** THE INPUT follows **

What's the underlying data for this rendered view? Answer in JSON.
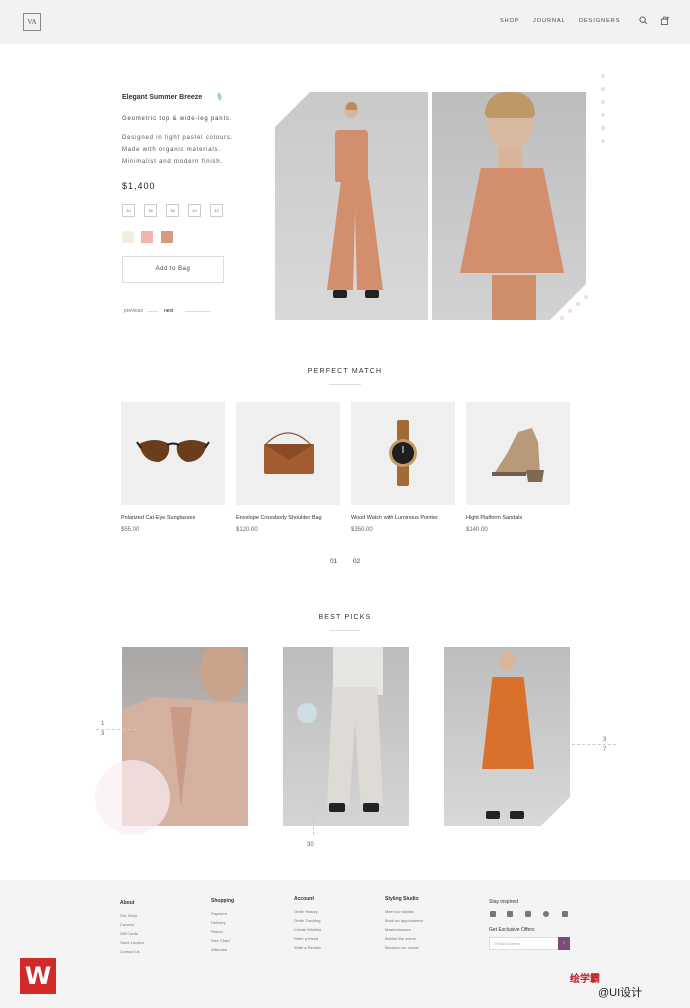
{
  "header": {
    "logo": "VA",
    "nav": [
      "SHOP",
      "JOURNAL",
      "DESIGNERS"
    ]
  },
  "product": {
    "title": "Elegant Summer Breeze",
    "subtitle": "Geometric top & wide-leg pants.",
    "description": [
      "Designed in light pastel colours.",
      "Made with organic materials.",
      "Minimalist and modern finish."
    ],
    "price": "$1,400",
    "sizes": [
      "34",
      "36",
      "38",
      "40",
      "42"
    ],
    "swatches": [
      "#f5ede1",
      "#f2b5ad",
      "#d69a7c"
    ],
    "add_to_bag": "Add to Bag",
    "previous": "previous",
    "next": "next"
  },
  "perfect_match": {
    "title": "PERFECT MATCH",
    "items": [
      {
        "name": "Polarized Cat-Eye Sunglasses",
        "price": "$55.00"
      },
      {
        "name": "Envelope Crossbody Shoulder Bag",
        "price": "$120.00"
      },
      {
        "name": "Wood Watch with Luminous Pointer",
        "price": "$350.00"
      },
      {
        "name": "Hight Platform Sandals",
        "price": "$140.00"
      }
    ],
    "pages": [
      "01",
      "02"
    ]
  },
  "best_picks": {
    "title": "BEST PICKS",
    "num_left_top": "1",
    "num_left_bottom": "3",
    "num_center": "30",
    "num_right_top": "3",
    "num_right_bottom": "7"
  },
  "footer": {
    "columns": [
      {
        "title": "About",
        "items": [
          "Our Story",
          "Careers",
          "Gift Cards",
          "Store Locator",
          "Contact Us"
        ]
      },
      {
        "title": "Shopping",
        "items": [
          "Payment",
          "Delivery",
          "Return",
          "Size Chart",
          "Aftercare"
        ]
      },
      {
        "title": "Account",
        "items": [
          "Order History",
          "Order Tracking",
          "Create Wishlist",
          "Refer a friend",
          "Write a Review"
        ]
      },
      {
        "title": "Styling Studio",
        "items": [
          "Meet our stylists",
          "Book an appointment",
          "Masterclasses",
          "Behind the scene",
          "Become our model"
        ]
      }
    ],
    "stay_inspired": "Stay inspired",
    "exclusive": "Get Exclusive Offers",
    "email_placeholder": "Email address",
    "submit": "›"
  },
  "watermark": {
    "logo": "W",
    "brand": "绘学霸",
    "ui": "@UI设计"
  }
}
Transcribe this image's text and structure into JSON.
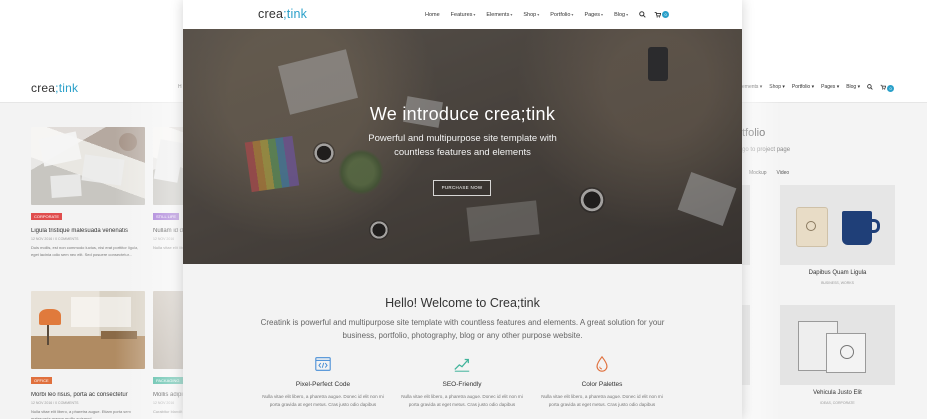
{
  "back_left": {
    "logo": "crea",
    "logo_accent": ";tink",
    "nav_fragment": "H",
    "posts": [
      {
        "tag": "CORPORATE",
        "tag_color": "#e04d4d",
        "title": "Ligula tristique malesuada venenatis",
        "meta": "12 NOV 2016  /  0 COMMENTS",
        "excerpt": "Duis mollis, est non commodo luctus, nisi erat porttitor ligula, eget lacinia odio sem nec elit. Sed posuere consectetur..."
      },
      {
        "tag": "STILL LIFE",
        "tag_color": "#9a6ad1",
        "title": "Nullam id d",
        "meta": "12 NOV 2016",
        "excerpt": "Nulla vitae elit libero, a pharetra augue. Maecenas sed diam eget risus varius blandit"
      },
      {
        "tag": "OFFICE",
        "tag_color": "#e0703d",
        "title": "Morbi leo risus, porta ac consectetur",
        "meta": "12 NOV 2016  /  0 COMMENTS",
        "excerpt": "Nulla vitae elit libero, a pharetra augue. Etiam porta sem malesuada magna mollis euismod."
      },
      {
        "tag": "PACKAGING",
        "tag_color": "#3fb39a",
        "title": "Mollis adipi",
        "meta": "12 NOV 2016",
        "excerpt": "Curabitur blandit tempus porttitor. Nullam quis risus eget urna mollis"
      }
    ]
  },
  "back_right": {
    "nav": [
      "ements ▾",
      "Shop ▾",
      "Portfolio ▾",
      "Pages ▾",
      "Blog ▾"
    ],
    "heading": "tfolio",
    "sub": "go to project page",
    "filters": [
      "Mockup",
      "Video"
    ],
    "items": [
      {
        "name": "Dapibus Quam Ligula",
        "category": "BUSINESS, WORKS"
      },
      {
        "name": "Vehicula Justo Elit",
        "category": "IDEAS, CORPORATE"
      }
    ]
  },
  "front": {
    "logo": "crea",
    "logo_accent": ";tink",
    "nav": [
      {
        "label": "Home",
        "caret": ""
      },
      {
        "label": "Features",
        "caret": "▾"
      },
      {
        "label": "Elements",
        "caret": "▾"
      },
      {
        "label": "Shop",
        "caret": "▾"
      },
      {
        "label": "Portfolio",
        "caret": "▾"
      },
      {
        "label": "Pages",
        "caret": "▾"
      },
      {
        "label": "Blog",
        "caret": "▾"
      }
    ],
    "cart_count": "0",
    "hero": {
      "title": "We introduce crea;tink",
      "subtitle": "Powerful and multipurpose site template with countless features and elements",
      "button": "PURCHASE NOW"
    },
    "welcome": {
      "title": "Hello! Welcome to Crea;tink",
      "text": "Creatink is powerful and multipurpose site template with countless features and elements. A great solution for your business, portfolio, photography, blog or any other purpose website."
    },
    "features": [
      {
        "icon": "code-icon",
        "name": "Pixel-Perfect Code",
        "desc": "Nulla vitae elit libero, a pharetra augue. Donec id elit non mi porta gravida at eget metus. Cras justo odio dapibus"
      },
      {
        "icon": "seo-icon",
        "name": "SEO-Friendly",
        "desc": "Nulla vitae elit libero, a pharetra augue. Donec id elit non mi porta gravida at eget metus. Cras justo odio dapibus"
      },
      {
        "icon": "drop-icon",
        "name": "Color Palettes",
        "desc": "Nulla vitae elit libero, a pharetra augue. Donec id elit non mi porta gravida at eget metus. Cras justo odio dapibus"
      }
    ],
    "colors": {
      "accent": "#2aa0c9",
      "icon_blue": "#4a8fd6",
      "icon_green": "#3fb39a",
      "icon_orange": "#e0703d"
    }
  }
}
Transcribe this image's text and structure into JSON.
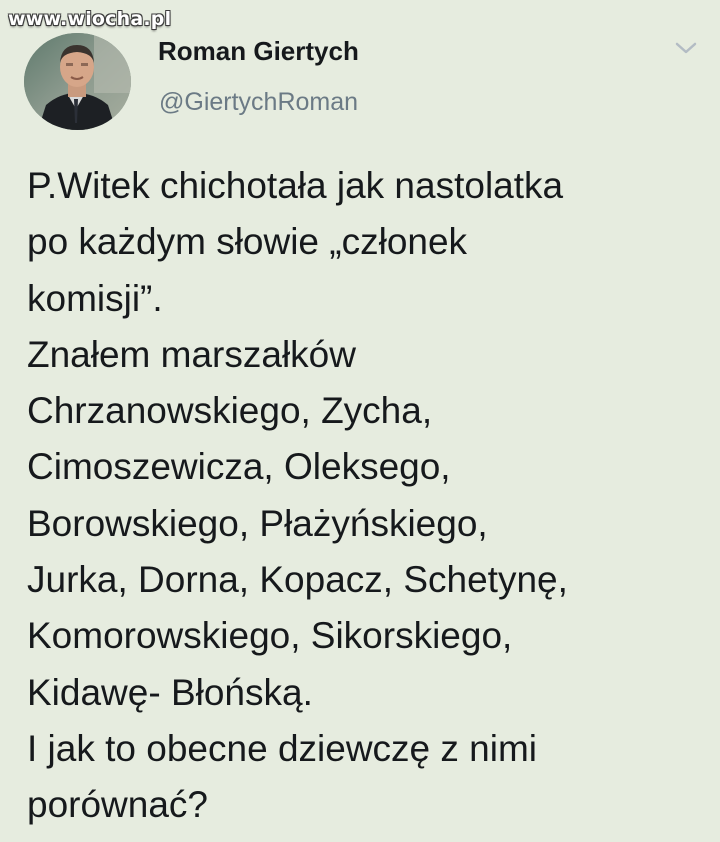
{
  "watermark": "www.wiocha.pl",
  "author": {
    "display_name": "Roman Giertych",
    "handle": "@GiertychRoman",
    "avatar_icon": "user-avatar-photo"
  },
  "menu_icon": "chevron-down-icon",
  "tweet": {
    "lines": [
      "P.Witek chichotała jak nastolatka",
      "po każdym słowie „członek",
      "komisji”.",
      "Znałem marszałków",
      "Chrzanowskiego, Zycha,",
      "Cimoszewicza, Oleksego,",
      "Borowskiego, Płażyńskiego,",
      "Jurka, Dorna, Kopacz, Schetynę,",
      "Komorowskiego, Sikorskiego,",
      "Kidawę- Błońską.",
      "I jak to obecne dziewczę z nimi",
      "porównać?"
    ]
  },
  "colors": {
    "background": "#e6ecdf",
    "text": "#16191c",
    "secondary_text": "#6b7a85"
  }
}
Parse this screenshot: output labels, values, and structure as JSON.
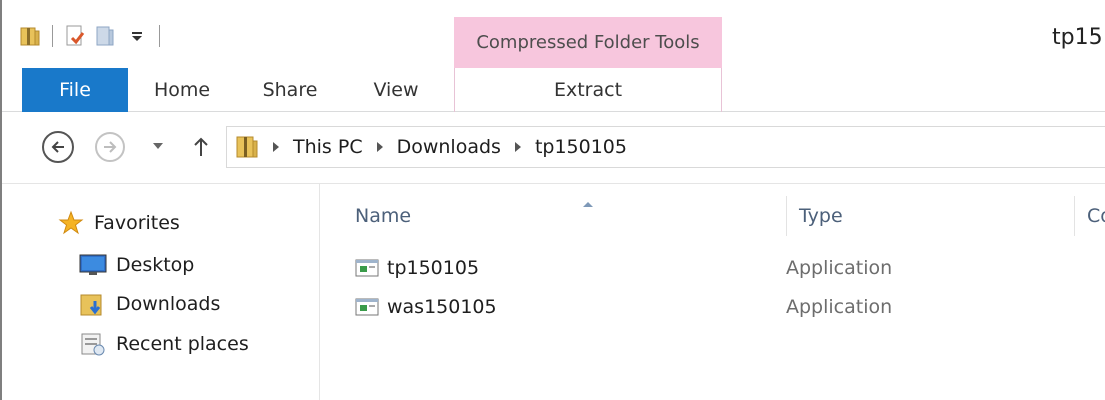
{
  "window": {
    "title": "tp15",
    "contextual_tab": "Compressed Folder Tools"
  },
  "quick_access": [
    "folder-icon",
    "properties-icon",
    "new-folder-icon",
    "customize-dropdown-icon"
  ],
  "ribbon": {
    "tabs": [
      {
        "label": "File",
        "active": true,
        "color": "#1979ca"
      },
      {
        "label": "Home"
      },
      {
        "label": "Share"
      },
      {
        "label": "View"
      },
      {
        "label": "Extract",
        "contextual": true
      }
    ],
    "contextual_color": "#f7c6dd"
  },
  "address": {
    "breadcrumb": [
      "This PC",
      "Downloads",
      "tp150105"
    ]
  },
  "nav_pane": {
    "favorites": {
      "label": "Favorites",
      "icon": "star-icon"
    },
    "items": [
      {
        "label": "Desktop",
        "icon": "desktop-icon"
      },
      {
        "label": "Downloads",
        "icon": "downloads-folder-icon"
      },
      {
        "label": "Recent places",
        "icon": "recent-places-icon"
      }
    ]
  },
  "file_list": {
    "columns": [
      "Name",
      "Type",
      "Co"
    ],
    "sort_column": "Name",
    "rows": [
      {
        "name": "tp150105",
        "type": "Application",
        "icon": "application-icon"
      },
      {
        "name": "was150105",
        "type": "Application",
        "icon": "application-icon"
      }
    ]
  }
}
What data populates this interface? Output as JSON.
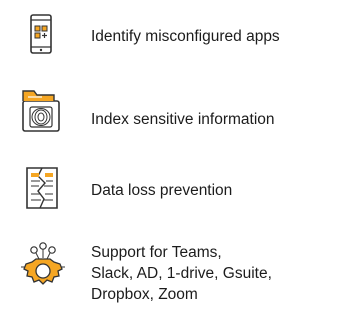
{
  "features": [
    {
      "icon": "phone-apps-icon",
      "label": "Identify misconfigured apps"
    },
    {
      "icon": "folder-fingerprint-icon",
      "label": "Index sensitive information"
    },
    {
      "icon": "torn-document-icon",
      "label": "Data loss prevention"
    },
    {
      "icon": "integration-gear-icon",
      "label_lines": [
        "Support for Teams,",
        "Slack, AD, 1-drive, Gsuite,",
        "Dropbox, Zoom"
      ]
    }
  ],
  "colors": {
    "accent": "#f5a623",
    "outline": "#333333"
  }
}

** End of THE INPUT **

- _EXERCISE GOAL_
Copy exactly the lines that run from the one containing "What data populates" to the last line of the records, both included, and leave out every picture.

- _REPLY_
What data populates this interface? Output as JSON.
{
  "features": [
    {
      "icon": "phone-apps-icon",
      "label": "Identify misconfigured apps"
    },
    {
      "icon": "folder-fingerprint-icon",
      "label": "Index sensitive information"
    },
    {
      "icon": "torn-document-icon",
      "label": "Data loss prevention"
    },
    {
      "icon": "integration-gear-icon",
      "label_lines": [
        "Support for Teams,",
        "Slack, AD, 1-drive, Gsuite,",
        "Dropbox, Zoom"
      ]
    }
  ],
  "colors": {
    "accent": "#f5a623",
    "outline": "#333333"
  }
}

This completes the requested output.